• DATA RECORDS
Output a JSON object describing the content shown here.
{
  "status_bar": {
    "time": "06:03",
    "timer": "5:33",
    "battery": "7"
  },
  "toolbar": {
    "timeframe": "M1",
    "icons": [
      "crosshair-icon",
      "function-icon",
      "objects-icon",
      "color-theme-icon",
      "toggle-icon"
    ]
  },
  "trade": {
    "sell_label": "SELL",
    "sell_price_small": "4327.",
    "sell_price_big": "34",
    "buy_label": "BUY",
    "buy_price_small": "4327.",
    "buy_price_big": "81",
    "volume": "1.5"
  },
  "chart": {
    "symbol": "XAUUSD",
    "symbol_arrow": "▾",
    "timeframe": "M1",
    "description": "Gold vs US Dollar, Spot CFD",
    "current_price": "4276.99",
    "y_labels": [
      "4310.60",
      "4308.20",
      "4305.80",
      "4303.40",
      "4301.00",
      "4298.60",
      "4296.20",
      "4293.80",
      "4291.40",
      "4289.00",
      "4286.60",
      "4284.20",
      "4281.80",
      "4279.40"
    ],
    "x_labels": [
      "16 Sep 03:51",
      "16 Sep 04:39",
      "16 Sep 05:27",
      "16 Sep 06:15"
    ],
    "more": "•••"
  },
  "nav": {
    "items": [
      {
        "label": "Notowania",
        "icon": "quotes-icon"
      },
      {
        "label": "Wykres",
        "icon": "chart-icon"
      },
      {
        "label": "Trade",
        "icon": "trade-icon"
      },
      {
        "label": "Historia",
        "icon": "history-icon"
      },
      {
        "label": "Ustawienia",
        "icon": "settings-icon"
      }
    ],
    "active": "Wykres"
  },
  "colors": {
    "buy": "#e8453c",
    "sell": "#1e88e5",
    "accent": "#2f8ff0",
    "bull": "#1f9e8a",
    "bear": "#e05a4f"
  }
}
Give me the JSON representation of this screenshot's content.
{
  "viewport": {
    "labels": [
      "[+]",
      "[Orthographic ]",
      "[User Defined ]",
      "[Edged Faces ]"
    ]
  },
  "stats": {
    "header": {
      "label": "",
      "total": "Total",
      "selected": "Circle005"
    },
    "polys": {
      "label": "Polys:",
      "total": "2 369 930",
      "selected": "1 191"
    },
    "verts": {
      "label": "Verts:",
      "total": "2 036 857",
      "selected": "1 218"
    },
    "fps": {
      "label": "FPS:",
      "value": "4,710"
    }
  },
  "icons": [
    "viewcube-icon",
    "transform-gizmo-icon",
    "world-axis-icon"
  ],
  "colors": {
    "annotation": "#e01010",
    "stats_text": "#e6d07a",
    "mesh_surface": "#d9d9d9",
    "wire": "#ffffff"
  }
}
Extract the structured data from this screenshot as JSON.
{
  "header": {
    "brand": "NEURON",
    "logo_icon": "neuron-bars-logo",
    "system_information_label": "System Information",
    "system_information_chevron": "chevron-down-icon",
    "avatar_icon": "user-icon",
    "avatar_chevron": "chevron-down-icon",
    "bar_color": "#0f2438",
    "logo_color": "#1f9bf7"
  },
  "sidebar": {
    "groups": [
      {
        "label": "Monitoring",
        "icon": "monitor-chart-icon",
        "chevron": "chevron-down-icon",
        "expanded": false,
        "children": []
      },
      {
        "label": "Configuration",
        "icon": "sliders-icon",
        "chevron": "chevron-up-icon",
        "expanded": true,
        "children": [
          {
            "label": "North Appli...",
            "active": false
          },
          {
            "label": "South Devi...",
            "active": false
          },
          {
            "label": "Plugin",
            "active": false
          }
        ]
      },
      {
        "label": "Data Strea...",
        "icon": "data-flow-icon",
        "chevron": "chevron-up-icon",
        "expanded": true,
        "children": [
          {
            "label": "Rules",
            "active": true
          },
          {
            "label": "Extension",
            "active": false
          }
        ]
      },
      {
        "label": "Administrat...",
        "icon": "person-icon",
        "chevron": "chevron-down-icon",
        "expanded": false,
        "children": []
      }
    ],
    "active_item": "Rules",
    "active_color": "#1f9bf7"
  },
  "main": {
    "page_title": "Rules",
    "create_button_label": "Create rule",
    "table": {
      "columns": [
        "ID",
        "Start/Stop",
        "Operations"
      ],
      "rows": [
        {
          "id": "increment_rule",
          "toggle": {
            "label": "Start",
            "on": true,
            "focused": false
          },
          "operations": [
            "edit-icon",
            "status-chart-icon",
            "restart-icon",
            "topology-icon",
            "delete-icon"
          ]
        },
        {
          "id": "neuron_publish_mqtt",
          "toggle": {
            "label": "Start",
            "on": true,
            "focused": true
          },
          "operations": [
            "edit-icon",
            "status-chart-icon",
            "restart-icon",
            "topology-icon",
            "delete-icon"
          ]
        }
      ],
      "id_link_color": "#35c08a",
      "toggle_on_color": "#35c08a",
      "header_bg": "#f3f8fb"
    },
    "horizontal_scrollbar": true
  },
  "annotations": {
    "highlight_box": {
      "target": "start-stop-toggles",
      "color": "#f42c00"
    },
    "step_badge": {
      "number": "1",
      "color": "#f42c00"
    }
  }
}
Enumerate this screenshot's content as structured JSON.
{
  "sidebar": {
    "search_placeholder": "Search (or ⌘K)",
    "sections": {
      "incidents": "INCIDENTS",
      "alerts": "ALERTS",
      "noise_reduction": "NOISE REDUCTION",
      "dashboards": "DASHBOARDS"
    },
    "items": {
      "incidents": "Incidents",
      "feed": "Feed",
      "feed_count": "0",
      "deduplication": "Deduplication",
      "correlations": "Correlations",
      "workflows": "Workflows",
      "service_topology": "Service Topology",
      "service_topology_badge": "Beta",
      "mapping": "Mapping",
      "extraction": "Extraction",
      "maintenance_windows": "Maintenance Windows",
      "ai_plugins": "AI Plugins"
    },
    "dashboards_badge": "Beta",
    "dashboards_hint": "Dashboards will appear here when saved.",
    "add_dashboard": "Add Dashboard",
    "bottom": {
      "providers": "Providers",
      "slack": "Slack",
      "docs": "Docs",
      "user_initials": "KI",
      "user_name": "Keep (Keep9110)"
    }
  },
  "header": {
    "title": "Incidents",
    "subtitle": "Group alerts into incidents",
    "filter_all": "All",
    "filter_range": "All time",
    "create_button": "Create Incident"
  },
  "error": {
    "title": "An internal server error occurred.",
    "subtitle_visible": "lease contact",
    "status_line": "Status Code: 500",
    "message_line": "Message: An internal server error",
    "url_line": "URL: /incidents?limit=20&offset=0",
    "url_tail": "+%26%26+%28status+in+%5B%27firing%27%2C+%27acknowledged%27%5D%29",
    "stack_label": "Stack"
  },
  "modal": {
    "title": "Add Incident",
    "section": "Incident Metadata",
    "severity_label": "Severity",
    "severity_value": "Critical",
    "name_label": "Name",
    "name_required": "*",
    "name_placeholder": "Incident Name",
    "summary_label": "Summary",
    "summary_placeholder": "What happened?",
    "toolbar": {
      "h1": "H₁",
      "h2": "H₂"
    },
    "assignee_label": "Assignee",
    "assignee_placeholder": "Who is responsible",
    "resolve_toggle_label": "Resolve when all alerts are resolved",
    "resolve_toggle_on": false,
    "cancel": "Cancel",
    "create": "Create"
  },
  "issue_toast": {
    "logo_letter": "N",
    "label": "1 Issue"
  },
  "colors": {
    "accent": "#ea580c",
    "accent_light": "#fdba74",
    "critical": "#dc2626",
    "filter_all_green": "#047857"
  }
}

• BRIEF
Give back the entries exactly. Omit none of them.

• EXPECTED OUTPUT
Output a JSON object describing the content shown here.
{
  "status_bar": {
    "time": "06:03",
    "timer": "5:33",
    "battery": "7"
  },
  "toolbar": {
    "timeframe": "M1",
    "icons": [
      "crosshair-icon",
      "function-icon",
      "objects-icon",
      "color-theme-icon",
      "toggle-icon"
    ]
  },
  "trade": {
    "sell_label": "SELL",
    "sell_price_small": "4327.",
    "sell_price_big": "34",
    "buy_label": "BUY",
    "buy_price_small": "4327.",
    "buy_price_big": "81",
    "volume": "1.5"
  },
  "chart": {
    "symbol": "XAUUSD",
    "symbol_arrow": "▾",
    "timeframe": "M1",
    "description": "Gold vs US Dollar, Spot CFD",
    "current_price": "4276.99",
    "y_labels": [
      "4310.60",
      "4308.20",
      "4305.80",
      "4303.40",
      "4301.00",
      "4298.60",
      "4296.20",
      "4293.80",
      "4291.40",
      "4289.00",
      "4286.60",
      "4284.20",
      "4281.80",
      "4279.40"
    ],
    "x_labels": [
      "16 Sep 03:51",
      "16 Sep 04:39",
      "16 Sep 05:27",
      "16 Sep 06:15"
    ],
    "more": "•••"
  },
  "nav": {
    "items": [
      {
        "label": "Notowania",
        "icon": "quotes-icon"
      },
      {
        "label": "Wykres",
        "icon": "chart-icon"
      },
      {
        "label": "Trade",
        "icon": "trade-icon"
      },
      {
        "label": "Historia",
        "icon": "history-icon"
      },
      {
        "label": "Ustawienia",
        "icon": "settings-icon"
      }
    ],
    "active": "Wykres"
  },
  "colors": {
    "buy": "#e8453c",
    "sell": "#1e88e5",
    "accent": "#2f8ff0",
    "bull": "#1f9e8a",
    "bear": "#e05a4f"
  }
}
Give me the JSON representation of this screenshot's content.
{
  "viewport": {
    "labels": [
      "[+]",
      "[Orthographic ]",
      "[User Defined ]",
      "[Edged Faces ]"
    ]
  },
  "stats": {
    "header": {
      "label": "",
      "total": "Total",
      "selected": "Circle005"
    },
    "polys": {
      "label": "Polys:",
      "total": "2 369 930",
      "selected": "1 191"
    },
    "verts": {
      "label": "Verts:",
      "total": "2 036 857",
      "selected": "1 218"
    },
    "fps": {
      "label": "FPS:",
      "value": "4,710"
    }
  },
  "icons": [
    "viewcube-icon",
    "transform-gizmo-icon",
    "world-axis-icon"
  ],
  "colors": {
    "annotation": "#e01010",
    "stats_text": "#e6d07a",
    "mesh_surface": "#d9d9d9",
    "wire": "#ffffff"
  }
}
Extract the structured data from this screenshot as JSON.
{
  "header": {
    "brand": "NEURON",
    "logo_icon": "neuron-bars-logo",
    "system_information_label": "System Information",
    "system_information_chevron": "chevron-down-icon",
    "avatar_icon": "user-icon",
    "avatar_chevron": "chevron-down-icon",
    "bar_color": "#0f2438",
    "logo_color": "#1f9bf7"
  },
  "sidebar": {
    "groups": [
      {
        "label": "Monitoring",
        "icon": "monitor-chart-icon",
        "chevron": "chevron-down-icon",
        "expanded": false,
        "children": []
      },
      {
        "label": "Configuration",
        "icon": "sliders-icon",
        "chevron": "chevron-up-icon",
        "expanded": true,
        "children": [
          {
            "label": "North Appli...",
            "active": false
          },
          {
            "label": "South Devi...",
            "active": false
          },
          {
            "label": "Plugin",
            "active": false
          }
        ]
      },
      {
        "label": "Data Strea...",
        "icon": "data-flow-icon",
        "chevron": "chevron-up-icon",
        "expanded": true,
        "children": [
          {
            "label": "Rules",
            "active": true
          },
          {
            "label": "Extension",
            "active": false
          }
        ]
      },
      {
        "label": "Administrat...",
        "icon": "person-icon",
        "chevron": "chevron-down-icon",
        "expanded": false,
        "children": []
      }
    ],
    "active_item": "Rules",
    "active_color": "#1f9bf7"
  },
  "main": {
    "page_title": "Rules",
    "create_button_label": "Create rule",
    "table": {
      "columns": [
        "ID",
        "Start/Stop",
        "Operations"
      ],
      "rows": [
        {
          "id": "increment_rule",
          "toggle": {
            "label": "Start",
            "on": true,
            "focused": false
          },
          "operations": [
            "edit-icon",
            "status-chart-icon",
            "restart-icon",
            "topology-icon",
            "delete-icon"
          ]
        },
        {
          "id": "neuron_publish_mqtt",
          "toggle": {
            "label": "Start",
            "on": true,
            "focused": true
          },
          "operations": [
            "edit-icon",
            "status-chart-icon",
            "restart-icon",
            "topology-icon",
            "delete-icon"
          ]
        }
      ],
      "id_link_color": "#35c08a",
      "toggle_on_color": "#35c08a",
      "header_bg": "#f3f8fb"
    },
    "horizontal_scrollbar": true
  },
  "annotations": {
    "highlight_box": {
      "target": "start-stop-toggles",
      "color": "#f42c00"
    },
    "step_badge": {
      "number": "1",
      "color": "#f42c00"
    }
  }
}
Enumerate this screenshot's content as structured JSON.
{
  "sidebar": {
    "search_placeholder": "Search (or ⌘K)",
    "sections": {
      "incidents": "INCIDENTS",
      "alerts": "ALERTS",
      "noise_reduction": "NOISE REDUCTION",
      "dashboards": "DASHBOARDS"
    },
    "items": {
      "incidents": "Incidents",
      "feed": "Feed",
      "feed_count": "0",
      "deduplication": "Deduplication",
      "correlations": "Correlations",
      "workflows": "Workflows",
      "service_topology": "Service Topology",
      "service_topology_badge": "Beta",
      "mapping": "Mapping",
      "extraction": "Extraction",
      "maintenance_windows": "Maintenance Windows",
      "ai_plugins": "AI Plugins"
    },
    "dashboards_badge": "Beta",
    "dashboards_hint": "Dashboards will appear here when saved.",
    "add_dashboard": "Add Dashboard",
    "bottom": {
      "providers": "Providers",
      "slack": "Slack",
      "docs": "Docs",
      "user_initials": "KI",
      "user_name": "Keep (Keep9110)"
    }
  },
  "header": {
    "title": "Incidents",
    "subtitle": "Group alerts into incidents",
    "filter_all": "All",
    "filter_range": "All time",
    "create_button": "Create Incident"
  },
  "error": {
    "title": "An internal server error occurred.",
    "subtitle_visible": "lease contact",
    "status_line": "Status Code: 500",
    "message_line": "Message: An internal server error",
    "url_line": "URL: /incidents?limit=20&offset=0",
    "url_tail": "+%26%26+%28status+in+%5B%27firing%27%2C+%27acknowledged%27%5D%29",
    "stack_label": "Stack"
  },
  "modal": {
    "title": "Add Incident",
    "section": "Incident Metadata",
    "severity_label": "Severity",
    "severity_value": "Critical",
    "name_label": "Name",
    "name_required": "*",
    "name_placeholder": "Incident Name",
    "summary_label": "Summary",
    "summary_placeholder": "What happened?",
    "toolbar": {
      "h1": "H₁",
      "h2": "H₂"
    },
    "assignee_label": "Assignee",
    "assignee_placeholder": "Who is responsible",
    "resolve_toggle_label": "Resolve when all alerts are resolved",
    "resolve_toggle_on": false,
    "cancel": "Cancel",
    "create": "Create"
  },
  "issue_toast": {
    "logo_letter": "N",
    "label": "1 Issue"
  },
  "colors": {
    "accent": "#ea580c",
    "accent_light": "#fdba74",
    "critical": "#dc2626",
    "filter_all_green": "#047857"
  }
}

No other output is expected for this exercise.